Prompt — Please leave out pictures and print exactly the lines from the one that has "Read all visible" through the last line of the material below.

══ Given data ══

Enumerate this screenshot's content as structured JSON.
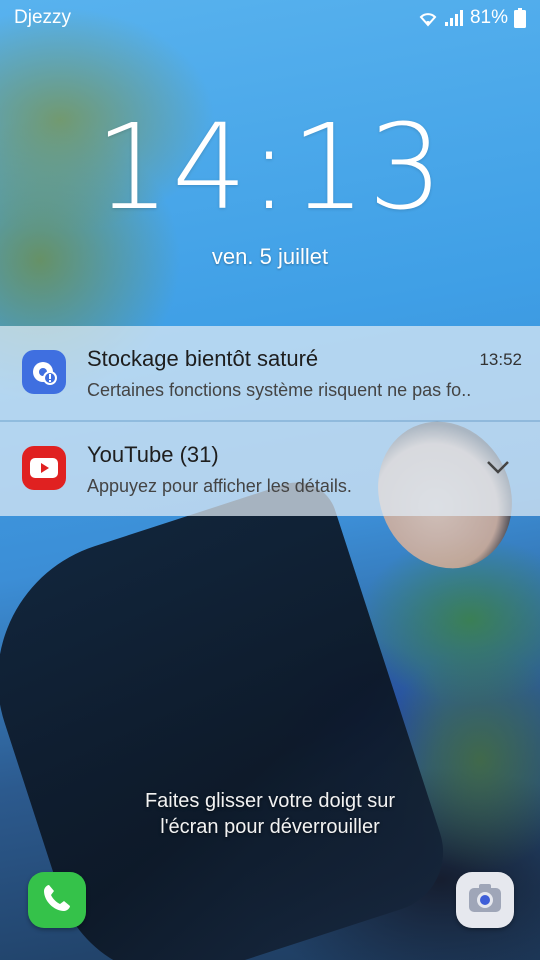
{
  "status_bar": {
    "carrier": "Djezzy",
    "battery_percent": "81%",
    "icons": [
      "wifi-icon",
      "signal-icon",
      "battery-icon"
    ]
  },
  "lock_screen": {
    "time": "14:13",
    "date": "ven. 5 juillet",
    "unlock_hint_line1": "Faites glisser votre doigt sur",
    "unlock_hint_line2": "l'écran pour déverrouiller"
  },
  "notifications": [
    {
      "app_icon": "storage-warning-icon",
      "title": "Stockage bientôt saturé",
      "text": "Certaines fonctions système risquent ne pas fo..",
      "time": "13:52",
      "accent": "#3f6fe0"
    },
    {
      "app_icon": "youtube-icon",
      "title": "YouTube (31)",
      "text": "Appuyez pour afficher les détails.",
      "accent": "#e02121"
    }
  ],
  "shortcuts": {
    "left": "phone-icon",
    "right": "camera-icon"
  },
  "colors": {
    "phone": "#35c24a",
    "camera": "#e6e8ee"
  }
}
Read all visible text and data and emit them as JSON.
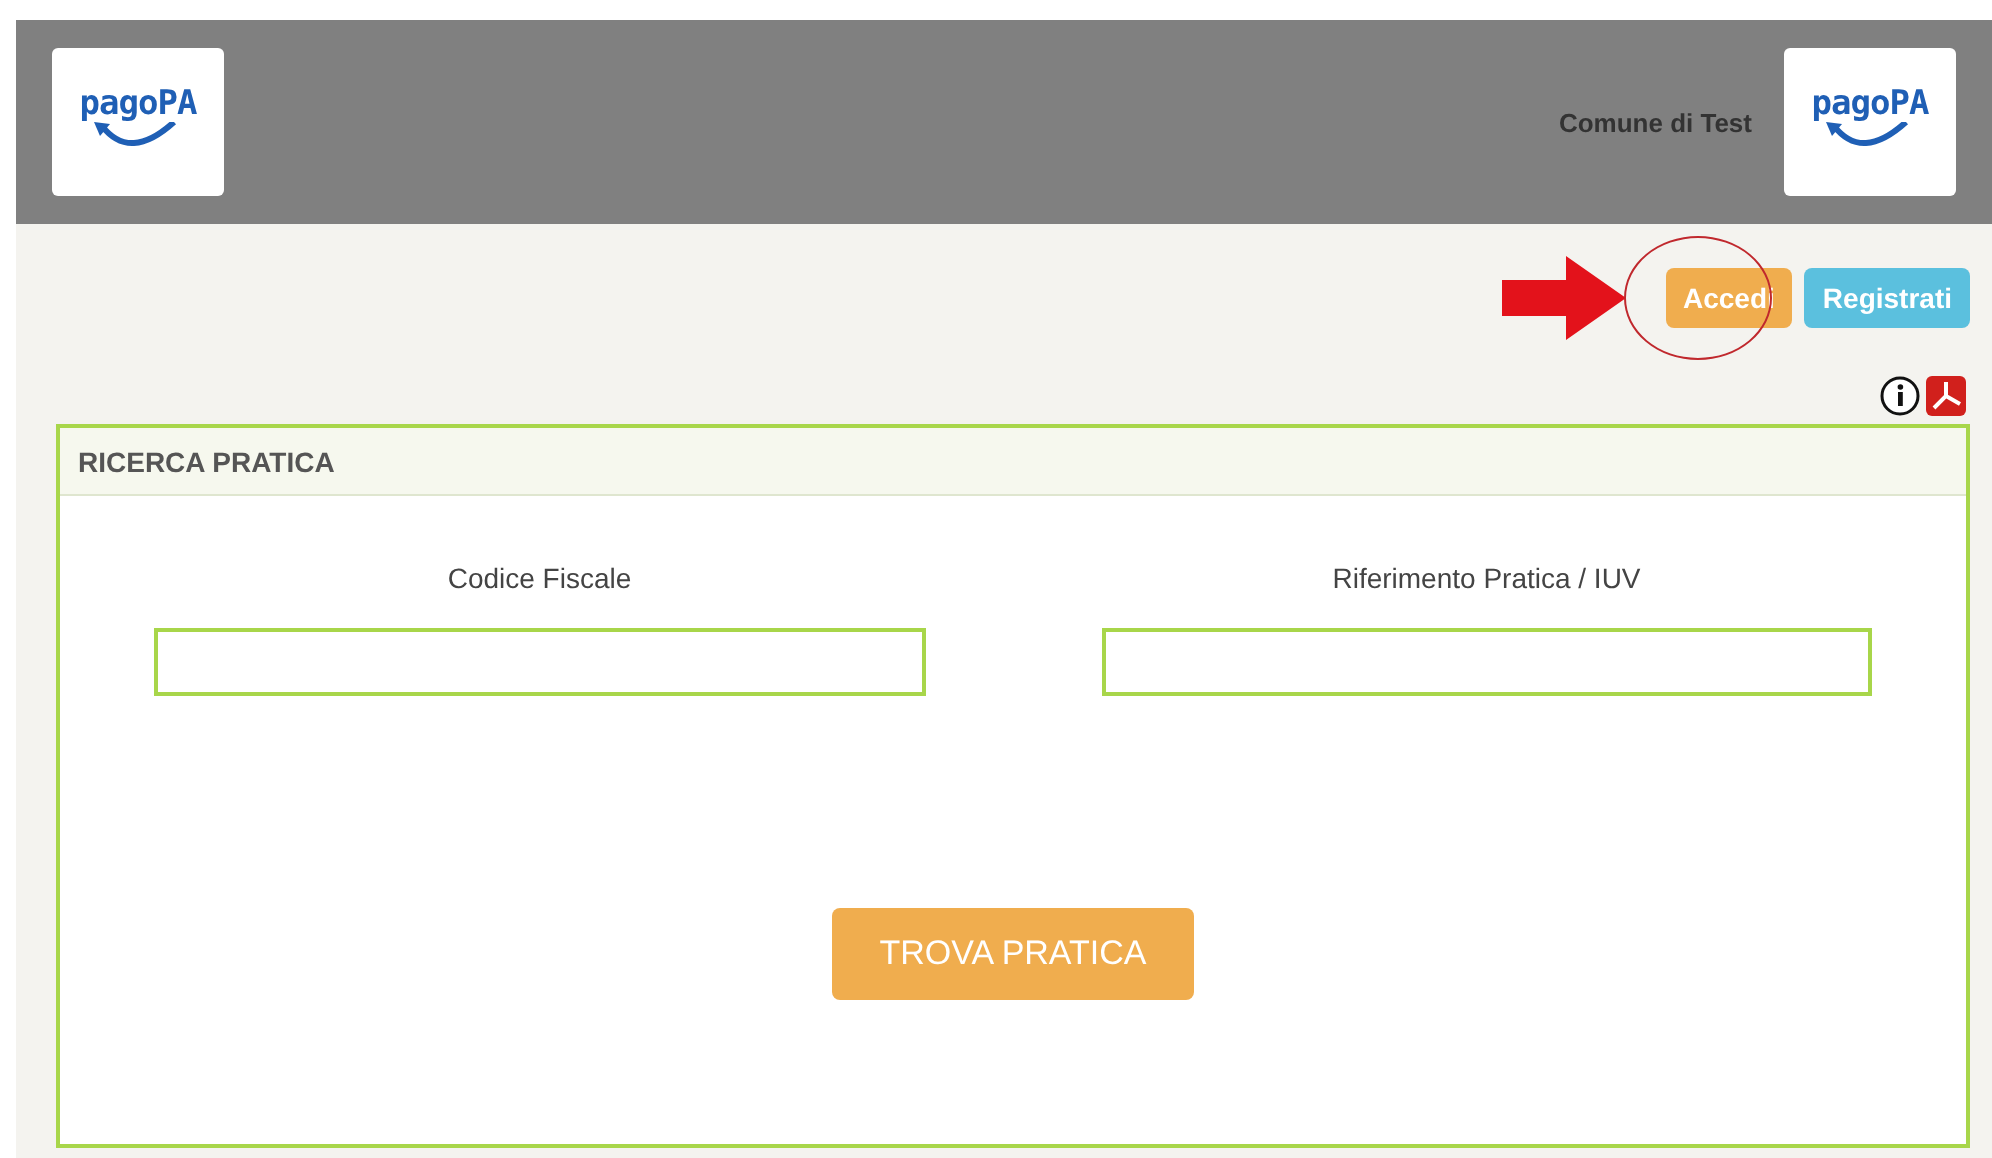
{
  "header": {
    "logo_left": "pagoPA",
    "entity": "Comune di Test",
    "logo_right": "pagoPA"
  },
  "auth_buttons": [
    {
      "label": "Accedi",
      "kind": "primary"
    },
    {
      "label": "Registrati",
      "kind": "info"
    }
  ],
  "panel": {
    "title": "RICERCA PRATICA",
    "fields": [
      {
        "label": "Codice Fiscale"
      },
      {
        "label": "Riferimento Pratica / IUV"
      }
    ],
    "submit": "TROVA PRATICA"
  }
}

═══

Written solution —
Read all visible text and data and emit them as JSON.
{
  "header": {
    "logo_left": "pagoPA",
    "entity": "Comune di Test",
    "logo_right": "pagoPA"
  },
  "auth_buttons": [
    {
      "label": "Accedi",
      "kind": "primary"
    },
    {
      "label": "Registrati",
      "kind": "info"
    }
  ],
  "panel": {
    "title": "RICERCA PRATICA",
    "fields": [
      {
        "label": "Codice Fiscale"
      },
      {
        "label": "Riferimento Pratica / IUV"
      }
    ],
    "submit": "TROVA PRATICA"
  }
}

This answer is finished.